Work item: From the listing below, select every line where the word "name" appears.

Information given:
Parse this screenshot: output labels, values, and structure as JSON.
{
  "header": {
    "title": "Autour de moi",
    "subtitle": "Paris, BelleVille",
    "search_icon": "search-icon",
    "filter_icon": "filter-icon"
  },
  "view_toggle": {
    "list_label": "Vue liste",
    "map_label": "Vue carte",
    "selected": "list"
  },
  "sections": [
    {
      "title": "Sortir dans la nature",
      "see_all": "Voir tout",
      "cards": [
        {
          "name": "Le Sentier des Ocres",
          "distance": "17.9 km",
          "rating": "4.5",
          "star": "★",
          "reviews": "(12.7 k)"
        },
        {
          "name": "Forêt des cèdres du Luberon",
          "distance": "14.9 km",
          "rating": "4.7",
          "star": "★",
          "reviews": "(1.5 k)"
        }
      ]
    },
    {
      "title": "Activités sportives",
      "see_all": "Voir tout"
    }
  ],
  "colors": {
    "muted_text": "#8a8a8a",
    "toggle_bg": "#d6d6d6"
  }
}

Response box:
          "name": "Le Sentier des Ocres",
          "name": "Forêt des cèdres du Luberon",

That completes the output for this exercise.